App and web page records
━━━━━━━━━━━━━━━━━━━━

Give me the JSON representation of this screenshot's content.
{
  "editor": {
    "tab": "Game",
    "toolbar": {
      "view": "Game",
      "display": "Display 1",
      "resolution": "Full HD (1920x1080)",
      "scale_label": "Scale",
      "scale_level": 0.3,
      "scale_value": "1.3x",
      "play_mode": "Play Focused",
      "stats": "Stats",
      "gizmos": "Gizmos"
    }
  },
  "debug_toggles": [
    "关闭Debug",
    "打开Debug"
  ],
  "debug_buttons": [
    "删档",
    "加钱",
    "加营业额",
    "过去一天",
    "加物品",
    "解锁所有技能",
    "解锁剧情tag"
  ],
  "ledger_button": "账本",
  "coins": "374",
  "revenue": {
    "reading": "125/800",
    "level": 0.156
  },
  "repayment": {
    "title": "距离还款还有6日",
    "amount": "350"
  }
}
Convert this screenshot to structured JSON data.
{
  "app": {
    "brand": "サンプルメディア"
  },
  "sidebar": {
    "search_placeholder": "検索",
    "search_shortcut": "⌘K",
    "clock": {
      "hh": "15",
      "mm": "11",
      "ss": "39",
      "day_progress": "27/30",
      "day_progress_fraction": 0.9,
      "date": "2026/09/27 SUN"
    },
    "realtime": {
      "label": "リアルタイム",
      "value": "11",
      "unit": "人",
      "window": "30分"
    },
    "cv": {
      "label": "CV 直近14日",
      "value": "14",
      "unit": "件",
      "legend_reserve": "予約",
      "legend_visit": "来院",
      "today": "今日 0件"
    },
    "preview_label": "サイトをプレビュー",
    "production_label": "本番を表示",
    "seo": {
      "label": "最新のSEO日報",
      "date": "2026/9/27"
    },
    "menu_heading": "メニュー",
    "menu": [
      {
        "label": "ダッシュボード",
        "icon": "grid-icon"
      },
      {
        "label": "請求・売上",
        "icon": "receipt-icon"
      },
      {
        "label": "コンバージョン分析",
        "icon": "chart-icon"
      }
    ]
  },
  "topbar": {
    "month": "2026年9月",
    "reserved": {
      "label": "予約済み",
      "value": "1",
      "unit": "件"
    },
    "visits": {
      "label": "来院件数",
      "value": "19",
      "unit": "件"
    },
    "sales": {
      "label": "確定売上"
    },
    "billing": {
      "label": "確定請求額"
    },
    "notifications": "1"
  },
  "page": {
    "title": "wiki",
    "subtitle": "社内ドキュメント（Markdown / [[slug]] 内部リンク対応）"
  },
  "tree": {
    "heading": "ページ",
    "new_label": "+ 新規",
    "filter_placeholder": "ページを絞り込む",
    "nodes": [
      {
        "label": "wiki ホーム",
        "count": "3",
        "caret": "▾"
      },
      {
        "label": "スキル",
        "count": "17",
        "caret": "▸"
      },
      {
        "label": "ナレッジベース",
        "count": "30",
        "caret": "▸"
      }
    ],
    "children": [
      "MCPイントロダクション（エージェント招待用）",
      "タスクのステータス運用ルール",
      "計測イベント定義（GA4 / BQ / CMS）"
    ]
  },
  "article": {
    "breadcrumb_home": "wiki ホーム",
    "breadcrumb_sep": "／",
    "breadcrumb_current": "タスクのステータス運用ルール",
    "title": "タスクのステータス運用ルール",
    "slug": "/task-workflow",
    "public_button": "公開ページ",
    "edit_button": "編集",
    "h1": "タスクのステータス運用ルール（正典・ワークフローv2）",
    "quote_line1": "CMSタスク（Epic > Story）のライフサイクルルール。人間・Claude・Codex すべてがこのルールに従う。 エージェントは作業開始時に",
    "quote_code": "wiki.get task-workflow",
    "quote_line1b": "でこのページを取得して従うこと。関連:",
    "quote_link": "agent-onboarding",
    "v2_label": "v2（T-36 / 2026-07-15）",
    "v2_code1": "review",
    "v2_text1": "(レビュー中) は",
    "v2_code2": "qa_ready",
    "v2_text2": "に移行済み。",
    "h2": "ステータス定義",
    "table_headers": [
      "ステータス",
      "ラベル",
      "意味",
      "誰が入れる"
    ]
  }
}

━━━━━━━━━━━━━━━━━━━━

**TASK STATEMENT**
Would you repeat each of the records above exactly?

**TASK ANSWER**
Give me the JSON representation of this screenshot's content.
{
  "editor": {
    "tab": "Game",
    "toolbar": {
      "view": "Game",
      "display": "Display 1",
      "resolution": "Full HD (1920x1080)",
      "scale_label": "Scale",
      "scale_level": 0.3,
      "scale_value": "1.3x",
      "play_mode": "Play Focused",
      "stats": "Stats",
      "gizmos": "Gizmos"
    }
  },
  "debug_toggles": [
    "关闭Debug",
    "打开Debug"
  ],
  "debug_buttons": [
    "删档",
    "加钱",
    "加营业额",
    "过去一天",
    "加物品",
    "解锁所有技能",
    "解锁剧情tag"
  ],
  "ledger_button": "账本",
  "coins": "374",
  "revenue": {
    "reading": "125/800",
    "level": 0.156
  },
  "repayment": {
    "title": "距离还款还有6日",
    "amount": "350"
  }
}
Convert this screenshot to structured JSON data.
{
  "app": {
    "brand": "サンプルメディア"
  },
  "sidebar": {
    "search_placeholder": "検索",
    "search_shortcut": "⌘K",
    "clock": {
      "hh": "15",
      "mm": "11",
      "ss": "39",
      "day_progress": "27/30",
      "day_progress_fraction": 0.9,
      "date": "2026/09/27 SUN"
    },
    "realtime": {
      "label": "リアルタイム",
      "value": "11",
      "unit": "人",
      "window": "30分"
    },
    "cv": {
      "label": "CV 直近14日",
      "value": "14",
      "unit": "件",
      "legend_reserve": "予約",
      "legend_visit": "来院",
      "today": "今日 0件"
    },
    "preview_label": "サイトをプレビュー",
    "production_label": "本番を表示",
    "seo": {
      "label": "最新のSEO日報",
      "date": "2026/9/27"
    },
    "menu_heading": "メニュー",
    "menu": [
      {
        "label": "ダッシュボード",
        "icon": "grid-icon"
      },
      {
        "label": "請求・売上",
        "icon": "receipt-icon"
      },
      {
        "label": "コンバージョン分析",
        "icon": "chart-icon"
      }
    ]
  },
  "topbar": {
    "month": "2026年9月",
    "reserved": {
      "label": "予約済み",
      "value": "1",
      "unit": "件"
    },
    "visits": {
      "label": "来院件数",
      "value": "19",
      "unit": "件"
    },
    "sales": {
      "label": "確定売上"
    },
    "billing": {
      "label": "確定請求額"
    },
    "notifications": "1"
  },
  "page": {
    "title": "wiki",
    "subtitle": "社内ドキュメント（Markdown / [[slug]] 内部リンク対応）"
  },
  "tree": {
    "heading": "ページ",
    "new_label": "+ 新規",
    "filter_placeholder": "ページを絞り込む",
    "nodes": [
      {
        "label": "wiki ホーム",
        "count": "3",
        "caret": "▾"
      },
      {
        "label": "スキル",
        "count": "17",
        "caret": "▸"
      },
      {
        "label": "ナレッジベース",
        "count": "30",
        "caret": "▸"
      }
    ],
    "children": [
      "MCPイントロダクション（エージェント招待用）",
      "タスクのステータス運用ルール",
      "計測イベント定義（GA4 / BQ / CMS）"
    ]
  },
  "article": {
    "breadcrumb_home": "wiki ホーム",
    "breadcrumb_sep": "／",
    "breadcrumb_current": "タスクのステータス運用ルール",
    "title": "タスクのステータス運用ルール",
    "slug": "/task-workflow",
    "public_button": "公開ページ",
    "edit_button": "編集",
    "h1": "タスクのステータス運用ルール（正典・ワークフローv2）",
    "quote_line1": "CMSタスク（Epic > Story）のライフサイクルルール。人間・Claude・Codex すべてがこのルールに従う。 エージェントは作業開始時に",
    "quote_code": "wiki.get task-workflow",
    "quote_line1b": "でこのページを取得して従うこと。関連:",
    "quote_link": "agent-onboarding",
    "v2_label": "v2（T-36 / 2026-07-15）",
    "v2_code1": "review",
    "v2_text1": "(レビュー中) は",
    "v2_code2": "qa_ready",
    "v2_text2": "に移行済み。",
    "h2": "ステータス定義",
    "table_headers": [
      "ステータス",
      "ラベル",
      "意味",
      "誰が入れる"
    ]
  }
}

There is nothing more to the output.